Scoliosis

Q: I know scoliosis often appears first in adolescence. What should I look for in my child?

A: Scoliosis is a curvature in the spine. The most common curves are “c” or “s” shaped curves, seen when looking directly at your child. It can also cause the spine to curve more forward or backwards; from a side view, you can see this twist of the torso. Scoliosis is inherited, so if you have a family history, your child is more likely to develop scoliosis. It is found equally among boys and girls, but girls are much more likely to develop larger curves requiring treatment. The magnitude of the resulting curve can vary substantially from generation to generation. Scoliosis is often identified during routine pediatrician visits or school physicals. It is most obvious when looking at your child’s back while he or she is bending forward. You might see or feel a curve in the bumps along the back of the spine (spinous processes). Twisting from scoliosis causes the ribs on one side of the spine to be more prominent, leading to a rib hump on that side. Differences in leg length can cause pant legs to fit differently. Feeling along the top of the hips or shoulders can help to identify whether one side is more elevated. If your child has signs of scoliosis, it is always best to play it safe and make an appointment with your primary care physician.

 

Jason Eck, DO, Spine Surgeon

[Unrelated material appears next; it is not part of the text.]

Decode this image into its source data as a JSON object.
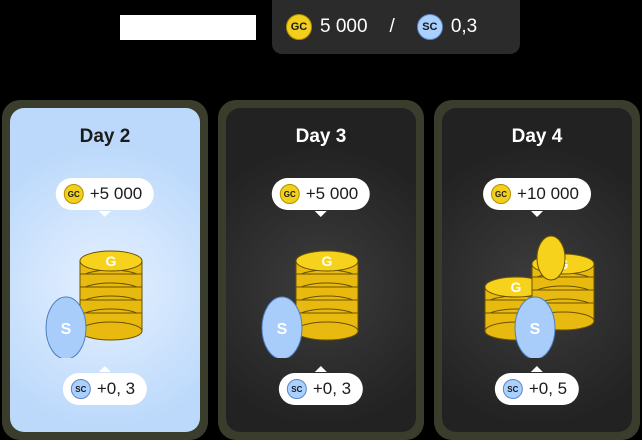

Center for Sports  Medicine &  Orthopaedics

2415 McCallie Avenue, Chattanooga, TN 37404

(423) 624-2696

www.sportmed.com